Unravelling in Two-Sided Matching Markets and Similarity of PreferencesPublic Deposited
This study investigates the causes and welfare consequences of unravelling in two-sided matching markets. "Unravelling" arises when agents contract with one another at an early stage, before much of the relevant information is available. Such early matches may lead to ex-post inefficiencies and are perceived as socially harmful. This study shows that similarity of preferences is an important factor driving unravelling. In particular, under the ex-post stable mechanism (which is the mechanism the literature focuses on), unravelling occurs more often for more similar preferences. This is because when preferences are very similar, many firms are likely to prefer the same workers. Some firms would rather contract early, under uncertainty, than wait for the information and face the competition. This study also shows that unravelling leads to a loss of welfare. Thus, any Pareto-optimal mechanism must prevent unravelling. Moreover, the ex-post stable mechanism is Pareto-optimal if and only if it prevents unravelling.

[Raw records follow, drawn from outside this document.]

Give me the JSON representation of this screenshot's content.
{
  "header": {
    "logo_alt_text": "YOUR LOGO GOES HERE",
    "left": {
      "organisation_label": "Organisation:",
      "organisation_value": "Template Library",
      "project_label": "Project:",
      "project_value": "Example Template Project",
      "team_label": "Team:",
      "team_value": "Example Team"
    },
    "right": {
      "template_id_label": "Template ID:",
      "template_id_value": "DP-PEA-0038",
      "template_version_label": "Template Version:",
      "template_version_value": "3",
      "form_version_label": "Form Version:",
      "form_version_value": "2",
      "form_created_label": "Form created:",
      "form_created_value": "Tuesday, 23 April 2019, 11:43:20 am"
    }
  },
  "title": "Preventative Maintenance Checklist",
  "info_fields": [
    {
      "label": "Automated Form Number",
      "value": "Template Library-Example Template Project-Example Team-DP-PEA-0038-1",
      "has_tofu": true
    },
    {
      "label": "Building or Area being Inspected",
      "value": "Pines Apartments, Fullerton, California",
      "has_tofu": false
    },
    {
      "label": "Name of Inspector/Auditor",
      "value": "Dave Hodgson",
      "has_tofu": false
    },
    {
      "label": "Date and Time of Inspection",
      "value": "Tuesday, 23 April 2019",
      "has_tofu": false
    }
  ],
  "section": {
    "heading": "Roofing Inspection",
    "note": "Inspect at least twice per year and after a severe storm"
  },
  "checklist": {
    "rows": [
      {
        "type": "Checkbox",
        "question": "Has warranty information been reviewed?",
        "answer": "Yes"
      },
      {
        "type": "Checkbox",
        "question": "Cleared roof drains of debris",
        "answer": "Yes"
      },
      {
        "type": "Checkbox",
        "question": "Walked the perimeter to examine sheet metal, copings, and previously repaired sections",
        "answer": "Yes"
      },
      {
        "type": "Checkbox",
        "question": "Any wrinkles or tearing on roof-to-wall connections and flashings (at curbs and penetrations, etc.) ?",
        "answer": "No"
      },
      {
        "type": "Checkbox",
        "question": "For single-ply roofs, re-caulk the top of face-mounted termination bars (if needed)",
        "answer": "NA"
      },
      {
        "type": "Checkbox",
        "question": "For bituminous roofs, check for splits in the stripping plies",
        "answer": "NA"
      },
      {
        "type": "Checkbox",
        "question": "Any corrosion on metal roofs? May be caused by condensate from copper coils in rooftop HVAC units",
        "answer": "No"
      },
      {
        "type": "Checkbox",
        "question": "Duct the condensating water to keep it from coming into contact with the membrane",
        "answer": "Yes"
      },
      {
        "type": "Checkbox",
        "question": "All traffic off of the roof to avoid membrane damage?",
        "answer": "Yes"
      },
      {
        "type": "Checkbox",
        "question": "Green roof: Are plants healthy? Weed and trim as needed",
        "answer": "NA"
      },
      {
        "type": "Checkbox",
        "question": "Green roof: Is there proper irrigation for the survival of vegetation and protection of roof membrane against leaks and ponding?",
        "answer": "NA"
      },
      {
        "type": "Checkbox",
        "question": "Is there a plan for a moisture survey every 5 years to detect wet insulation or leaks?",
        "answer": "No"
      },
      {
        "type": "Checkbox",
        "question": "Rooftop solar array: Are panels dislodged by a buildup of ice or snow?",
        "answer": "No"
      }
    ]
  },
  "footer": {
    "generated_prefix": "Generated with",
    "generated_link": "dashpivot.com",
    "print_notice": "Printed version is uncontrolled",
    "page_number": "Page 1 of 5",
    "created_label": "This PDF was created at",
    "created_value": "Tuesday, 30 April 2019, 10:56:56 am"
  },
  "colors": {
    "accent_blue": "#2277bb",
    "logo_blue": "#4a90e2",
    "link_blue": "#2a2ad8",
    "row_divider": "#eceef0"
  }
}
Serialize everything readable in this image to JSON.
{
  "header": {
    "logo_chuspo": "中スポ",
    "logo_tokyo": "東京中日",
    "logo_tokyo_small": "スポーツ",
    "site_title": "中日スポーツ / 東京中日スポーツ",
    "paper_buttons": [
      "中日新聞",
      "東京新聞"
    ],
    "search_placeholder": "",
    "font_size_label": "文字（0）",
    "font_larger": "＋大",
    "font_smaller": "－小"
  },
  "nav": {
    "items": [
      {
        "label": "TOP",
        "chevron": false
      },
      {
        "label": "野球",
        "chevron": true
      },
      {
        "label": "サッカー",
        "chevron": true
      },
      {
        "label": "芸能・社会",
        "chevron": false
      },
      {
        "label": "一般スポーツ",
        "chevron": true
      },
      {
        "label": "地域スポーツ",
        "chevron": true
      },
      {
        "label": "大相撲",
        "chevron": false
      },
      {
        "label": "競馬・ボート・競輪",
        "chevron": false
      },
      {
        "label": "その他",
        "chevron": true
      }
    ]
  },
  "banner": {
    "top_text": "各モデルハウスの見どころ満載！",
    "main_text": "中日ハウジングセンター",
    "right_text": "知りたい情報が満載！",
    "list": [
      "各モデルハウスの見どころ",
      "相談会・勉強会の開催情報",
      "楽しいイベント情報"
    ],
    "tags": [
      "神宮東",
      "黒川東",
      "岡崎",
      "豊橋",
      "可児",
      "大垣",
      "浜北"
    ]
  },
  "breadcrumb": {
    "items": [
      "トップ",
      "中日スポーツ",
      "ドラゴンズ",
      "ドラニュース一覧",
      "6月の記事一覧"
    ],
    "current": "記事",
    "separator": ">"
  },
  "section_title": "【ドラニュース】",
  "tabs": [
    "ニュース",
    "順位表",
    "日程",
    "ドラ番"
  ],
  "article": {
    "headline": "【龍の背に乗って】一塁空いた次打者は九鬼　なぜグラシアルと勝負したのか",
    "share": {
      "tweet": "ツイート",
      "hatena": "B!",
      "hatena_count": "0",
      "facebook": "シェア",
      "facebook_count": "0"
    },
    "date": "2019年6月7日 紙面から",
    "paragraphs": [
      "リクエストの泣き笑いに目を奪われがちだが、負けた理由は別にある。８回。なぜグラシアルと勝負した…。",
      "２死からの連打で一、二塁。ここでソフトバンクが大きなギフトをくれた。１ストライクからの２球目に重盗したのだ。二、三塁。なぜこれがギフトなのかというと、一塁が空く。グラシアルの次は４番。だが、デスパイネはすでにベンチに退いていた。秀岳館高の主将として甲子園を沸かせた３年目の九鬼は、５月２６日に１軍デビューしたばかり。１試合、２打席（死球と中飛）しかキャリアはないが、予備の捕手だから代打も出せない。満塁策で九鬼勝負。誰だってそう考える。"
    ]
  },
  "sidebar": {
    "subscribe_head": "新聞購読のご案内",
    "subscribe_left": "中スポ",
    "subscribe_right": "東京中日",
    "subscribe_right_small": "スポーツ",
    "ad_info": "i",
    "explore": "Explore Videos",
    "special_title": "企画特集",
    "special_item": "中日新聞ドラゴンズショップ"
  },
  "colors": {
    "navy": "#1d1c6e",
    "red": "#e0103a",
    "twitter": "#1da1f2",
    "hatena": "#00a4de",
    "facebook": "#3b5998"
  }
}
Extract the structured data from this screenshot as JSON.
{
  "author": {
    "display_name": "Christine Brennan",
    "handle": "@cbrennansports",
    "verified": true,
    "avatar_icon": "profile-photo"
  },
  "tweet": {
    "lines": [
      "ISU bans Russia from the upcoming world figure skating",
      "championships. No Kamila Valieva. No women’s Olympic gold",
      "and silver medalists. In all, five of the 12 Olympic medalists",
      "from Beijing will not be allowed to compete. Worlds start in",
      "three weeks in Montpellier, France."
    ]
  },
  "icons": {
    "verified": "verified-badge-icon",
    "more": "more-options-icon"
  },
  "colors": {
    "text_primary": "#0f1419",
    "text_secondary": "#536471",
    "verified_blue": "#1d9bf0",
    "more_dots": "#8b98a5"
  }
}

In markets where the ex-post stable mechanism unravels, there exist ex-post unstable Pareto-optimal mechanisms that stop unravelling and are preferable to the ex-post stable one.